(Stored data entries)
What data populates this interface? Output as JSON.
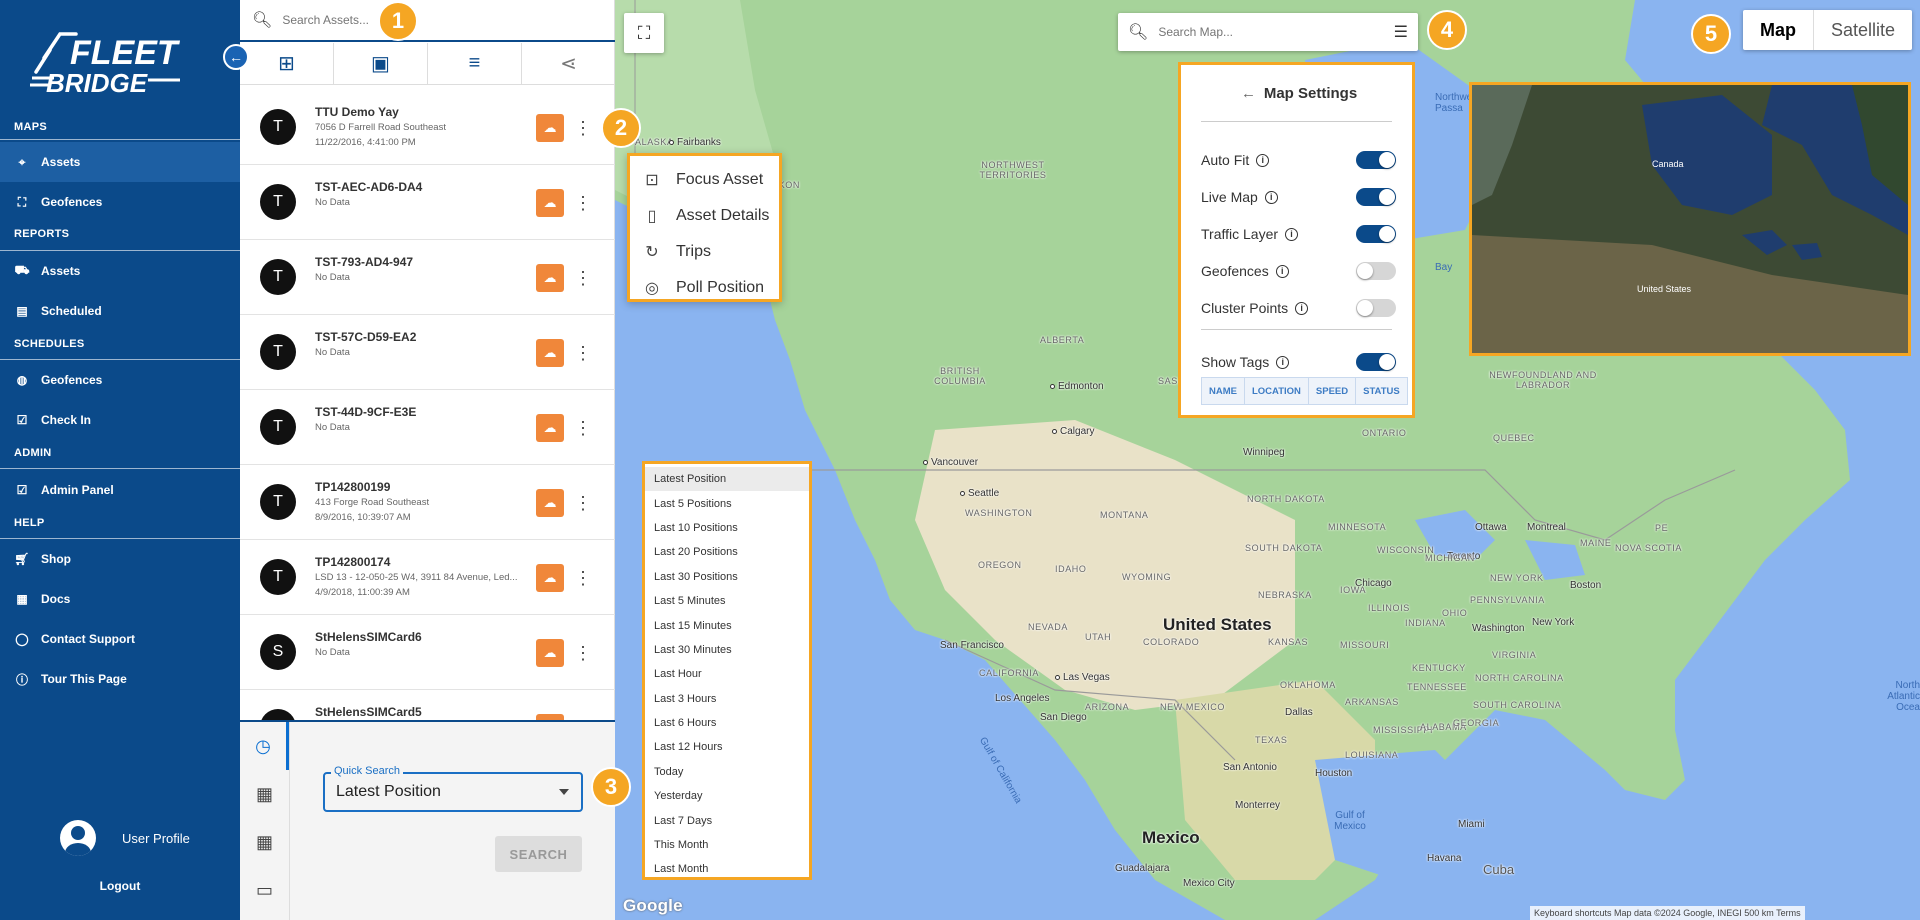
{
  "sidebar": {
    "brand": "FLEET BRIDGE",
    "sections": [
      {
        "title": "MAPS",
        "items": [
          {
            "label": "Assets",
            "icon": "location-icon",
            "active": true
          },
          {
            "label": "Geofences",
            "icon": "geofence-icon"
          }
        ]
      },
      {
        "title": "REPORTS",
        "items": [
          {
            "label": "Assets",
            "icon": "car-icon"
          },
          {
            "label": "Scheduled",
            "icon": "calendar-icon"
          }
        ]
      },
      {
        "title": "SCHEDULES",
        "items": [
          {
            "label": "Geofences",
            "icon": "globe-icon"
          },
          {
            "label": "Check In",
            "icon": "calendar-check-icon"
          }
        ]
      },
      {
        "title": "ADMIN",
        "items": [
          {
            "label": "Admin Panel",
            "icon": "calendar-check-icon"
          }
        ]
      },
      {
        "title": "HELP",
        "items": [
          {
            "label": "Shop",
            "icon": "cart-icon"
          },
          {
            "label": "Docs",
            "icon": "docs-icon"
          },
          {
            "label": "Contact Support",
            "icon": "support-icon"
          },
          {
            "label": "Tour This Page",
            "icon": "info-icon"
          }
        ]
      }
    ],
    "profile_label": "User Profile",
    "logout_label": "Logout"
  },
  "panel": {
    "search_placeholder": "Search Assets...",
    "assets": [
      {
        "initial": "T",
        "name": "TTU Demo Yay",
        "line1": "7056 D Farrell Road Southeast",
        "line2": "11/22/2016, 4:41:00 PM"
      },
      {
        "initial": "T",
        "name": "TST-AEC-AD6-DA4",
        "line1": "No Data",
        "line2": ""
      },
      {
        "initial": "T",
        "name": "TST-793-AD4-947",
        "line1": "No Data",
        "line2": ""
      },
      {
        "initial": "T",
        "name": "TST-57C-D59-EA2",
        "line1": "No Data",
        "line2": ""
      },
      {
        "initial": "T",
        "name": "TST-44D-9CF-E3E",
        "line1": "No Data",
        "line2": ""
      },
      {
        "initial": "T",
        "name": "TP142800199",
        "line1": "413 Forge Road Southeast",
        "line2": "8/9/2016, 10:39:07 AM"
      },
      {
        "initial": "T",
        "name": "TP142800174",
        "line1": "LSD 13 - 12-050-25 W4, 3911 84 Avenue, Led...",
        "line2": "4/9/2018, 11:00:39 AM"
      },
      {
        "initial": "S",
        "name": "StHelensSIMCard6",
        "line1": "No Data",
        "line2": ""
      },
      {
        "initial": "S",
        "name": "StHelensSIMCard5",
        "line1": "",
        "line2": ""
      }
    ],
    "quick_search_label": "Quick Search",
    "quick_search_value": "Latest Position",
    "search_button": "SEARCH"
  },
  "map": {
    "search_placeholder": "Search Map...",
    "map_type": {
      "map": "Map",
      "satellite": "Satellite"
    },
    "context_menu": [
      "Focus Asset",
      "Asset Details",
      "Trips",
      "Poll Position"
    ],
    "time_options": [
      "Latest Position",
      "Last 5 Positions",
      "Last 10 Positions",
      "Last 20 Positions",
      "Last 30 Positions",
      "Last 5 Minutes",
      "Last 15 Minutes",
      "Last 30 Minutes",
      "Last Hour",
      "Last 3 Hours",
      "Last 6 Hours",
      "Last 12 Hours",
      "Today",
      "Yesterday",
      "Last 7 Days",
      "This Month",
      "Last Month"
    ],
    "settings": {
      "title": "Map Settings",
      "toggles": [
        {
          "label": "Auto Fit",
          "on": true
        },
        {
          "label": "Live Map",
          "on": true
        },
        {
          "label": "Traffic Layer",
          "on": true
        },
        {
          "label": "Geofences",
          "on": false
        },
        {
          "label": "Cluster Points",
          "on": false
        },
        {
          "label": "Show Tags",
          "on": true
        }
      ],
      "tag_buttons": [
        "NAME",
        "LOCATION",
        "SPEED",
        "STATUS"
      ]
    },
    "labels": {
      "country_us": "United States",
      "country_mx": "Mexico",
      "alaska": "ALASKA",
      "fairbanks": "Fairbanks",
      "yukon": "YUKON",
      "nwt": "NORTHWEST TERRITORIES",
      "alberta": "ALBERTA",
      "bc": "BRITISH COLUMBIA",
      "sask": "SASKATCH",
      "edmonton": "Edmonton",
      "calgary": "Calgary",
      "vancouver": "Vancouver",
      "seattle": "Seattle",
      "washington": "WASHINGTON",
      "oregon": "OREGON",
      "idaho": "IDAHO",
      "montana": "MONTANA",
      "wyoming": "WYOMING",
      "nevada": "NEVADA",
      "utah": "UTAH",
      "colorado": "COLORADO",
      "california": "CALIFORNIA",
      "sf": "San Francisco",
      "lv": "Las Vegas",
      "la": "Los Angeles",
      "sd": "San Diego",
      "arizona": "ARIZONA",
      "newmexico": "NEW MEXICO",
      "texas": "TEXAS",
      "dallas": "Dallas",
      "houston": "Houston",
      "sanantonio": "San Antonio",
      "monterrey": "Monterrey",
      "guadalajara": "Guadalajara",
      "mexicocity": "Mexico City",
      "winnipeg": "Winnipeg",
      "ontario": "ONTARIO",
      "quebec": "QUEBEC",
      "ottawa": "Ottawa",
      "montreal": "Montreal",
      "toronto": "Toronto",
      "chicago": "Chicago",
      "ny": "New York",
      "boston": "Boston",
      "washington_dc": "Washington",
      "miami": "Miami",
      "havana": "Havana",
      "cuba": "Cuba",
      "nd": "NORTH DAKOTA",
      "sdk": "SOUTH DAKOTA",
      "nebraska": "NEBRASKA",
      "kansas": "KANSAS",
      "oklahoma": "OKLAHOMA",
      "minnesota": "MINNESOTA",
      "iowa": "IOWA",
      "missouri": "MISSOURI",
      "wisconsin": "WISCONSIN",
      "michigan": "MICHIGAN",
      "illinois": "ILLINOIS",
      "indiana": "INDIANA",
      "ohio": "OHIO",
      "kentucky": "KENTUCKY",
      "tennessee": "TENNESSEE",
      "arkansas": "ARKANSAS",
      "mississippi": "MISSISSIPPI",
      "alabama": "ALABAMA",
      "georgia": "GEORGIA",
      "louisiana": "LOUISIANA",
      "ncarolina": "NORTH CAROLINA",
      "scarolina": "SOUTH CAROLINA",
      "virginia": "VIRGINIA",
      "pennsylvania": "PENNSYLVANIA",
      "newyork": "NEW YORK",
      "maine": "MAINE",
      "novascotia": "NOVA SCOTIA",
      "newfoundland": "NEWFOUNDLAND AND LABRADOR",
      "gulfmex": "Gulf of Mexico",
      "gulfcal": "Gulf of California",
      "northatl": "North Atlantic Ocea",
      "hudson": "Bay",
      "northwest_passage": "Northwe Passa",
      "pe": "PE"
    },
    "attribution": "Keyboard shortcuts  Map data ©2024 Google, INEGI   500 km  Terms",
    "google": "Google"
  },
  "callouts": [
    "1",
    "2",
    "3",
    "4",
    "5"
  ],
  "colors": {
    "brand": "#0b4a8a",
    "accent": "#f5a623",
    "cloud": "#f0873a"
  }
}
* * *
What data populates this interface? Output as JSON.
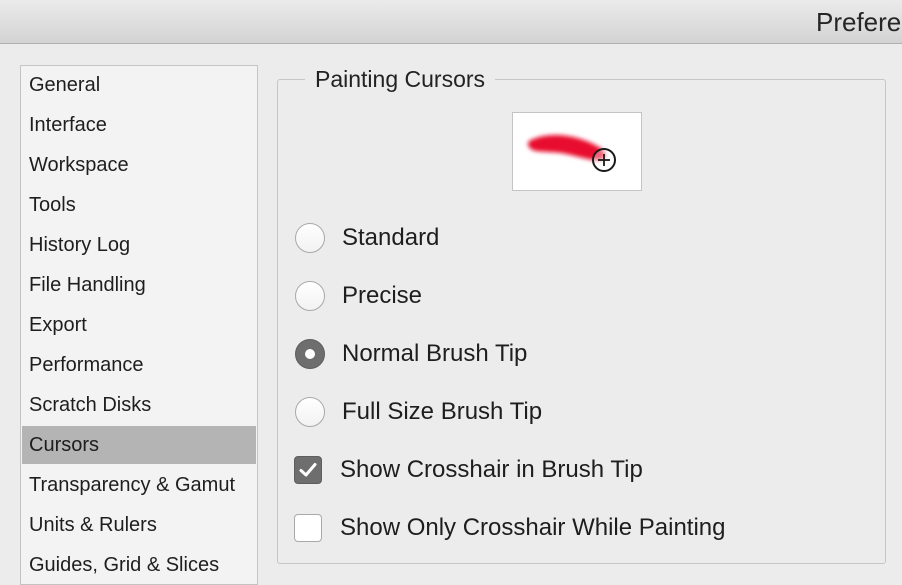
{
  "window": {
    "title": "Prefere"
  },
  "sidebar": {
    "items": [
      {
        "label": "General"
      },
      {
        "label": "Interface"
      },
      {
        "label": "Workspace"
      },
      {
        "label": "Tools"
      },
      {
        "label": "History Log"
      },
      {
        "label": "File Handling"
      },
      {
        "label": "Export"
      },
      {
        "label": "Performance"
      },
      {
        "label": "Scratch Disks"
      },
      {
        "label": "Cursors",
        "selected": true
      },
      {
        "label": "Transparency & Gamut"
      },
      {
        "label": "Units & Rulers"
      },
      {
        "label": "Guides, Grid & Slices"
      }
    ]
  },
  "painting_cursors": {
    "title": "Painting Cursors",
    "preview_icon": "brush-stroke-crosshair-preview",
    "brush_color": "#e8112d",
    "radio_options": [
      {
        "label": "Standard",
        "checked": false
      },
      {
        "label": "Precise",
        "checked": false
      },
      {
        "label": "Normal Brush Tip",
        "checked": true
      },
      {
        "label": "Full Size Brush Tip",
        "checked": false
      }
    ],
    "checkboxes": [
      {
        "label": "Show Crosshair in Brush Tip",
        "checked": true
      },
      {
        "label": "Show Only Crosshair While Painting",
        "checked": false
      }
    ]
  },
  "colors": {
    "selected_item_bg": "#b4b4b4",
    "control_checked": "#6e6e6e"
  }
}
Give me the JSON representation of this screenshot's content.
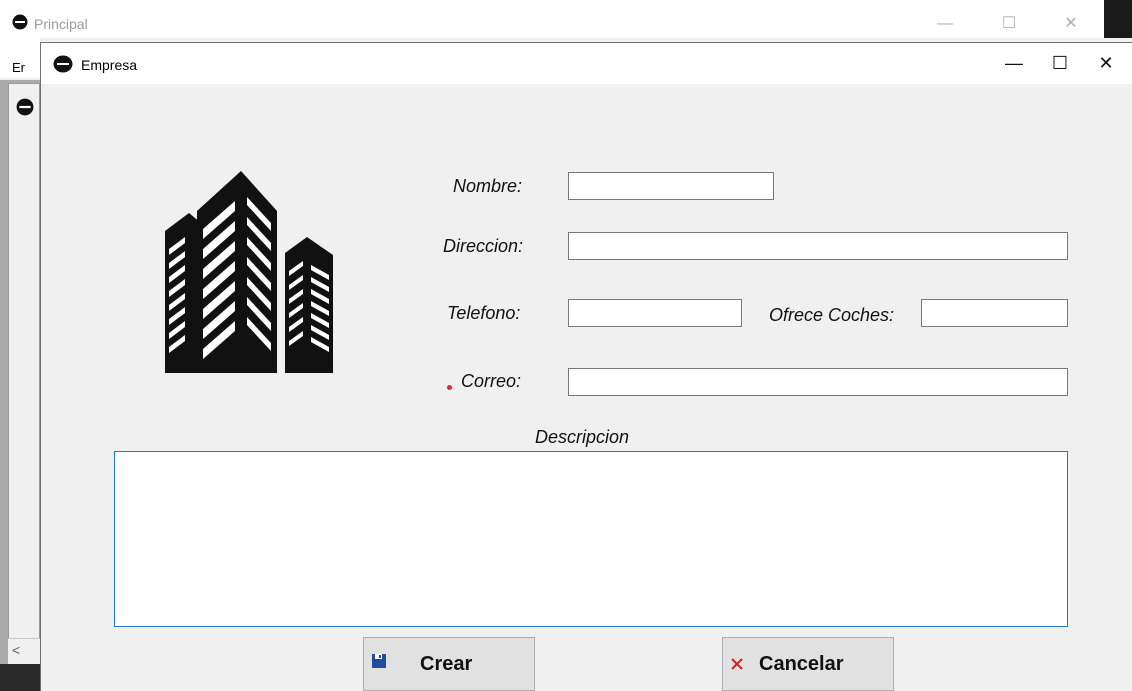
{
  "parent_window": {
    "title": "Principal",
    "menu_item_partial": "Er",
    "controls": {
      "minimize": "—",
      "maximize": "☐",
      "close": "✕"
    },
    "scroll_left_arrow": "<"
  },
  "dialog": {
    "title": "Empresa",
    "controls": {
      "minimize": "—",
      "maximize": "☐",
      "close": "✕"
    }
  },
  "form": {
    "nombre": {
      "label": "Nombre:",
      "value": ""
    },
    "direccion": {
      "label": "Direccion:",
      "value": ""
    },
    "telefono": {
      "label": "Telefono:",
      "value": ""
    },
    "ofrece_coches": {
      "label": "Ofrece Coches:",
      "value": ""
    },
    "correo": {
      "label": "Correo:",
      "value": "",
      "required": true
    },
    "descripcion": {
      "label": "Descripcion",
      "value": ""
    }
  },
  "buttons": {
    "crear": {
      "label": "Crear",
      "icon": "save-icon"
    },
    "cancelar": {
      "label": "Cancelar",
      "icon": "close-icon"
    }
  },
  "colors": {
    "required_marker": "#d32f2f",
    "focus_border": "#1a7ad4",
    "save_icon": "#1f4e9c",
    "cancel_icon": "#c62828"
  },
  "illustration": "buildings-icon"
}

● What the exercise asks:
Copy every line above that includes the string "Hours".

● Written solution:
      "Last 3 Hours",
      "Last 6 Hours",
      "Last 12 Hours",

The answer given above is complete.